◆ PROMPT
Count every line in the following entries where the word "price" appears. Give the count alone.

Excerpts from an interface dataset:
● ● ● ● ●
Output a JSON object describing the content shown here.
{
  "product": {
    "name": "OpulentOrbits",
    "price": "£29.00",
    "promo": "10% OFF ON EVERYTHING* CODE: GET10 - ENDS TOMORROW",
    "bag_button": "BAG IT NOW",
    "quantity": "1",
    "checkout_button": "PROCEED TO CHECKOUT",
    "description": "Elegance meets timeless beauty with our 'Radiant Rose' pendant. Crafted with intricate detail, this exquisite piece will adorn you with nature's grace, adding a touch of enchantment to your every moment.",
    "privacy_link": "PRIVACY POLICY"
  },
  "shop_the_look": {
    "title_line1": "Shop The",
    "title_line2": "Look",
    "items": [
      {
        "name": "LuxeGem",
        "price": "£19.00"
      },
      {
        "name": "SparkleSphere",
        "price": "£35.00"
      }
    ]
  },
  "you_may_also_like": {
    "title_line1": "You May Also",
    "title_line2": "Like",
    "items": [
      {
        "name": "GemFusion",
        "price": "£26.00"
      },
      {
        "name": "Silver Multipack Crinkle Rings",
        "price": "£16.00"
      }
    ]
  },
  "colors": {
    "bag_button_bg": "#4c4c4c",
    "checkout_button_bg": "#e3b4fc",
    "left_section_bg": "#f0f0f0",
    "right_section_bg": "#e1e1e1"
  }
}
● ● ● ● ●
◆ RESULT FOR THIS EXERCISE
5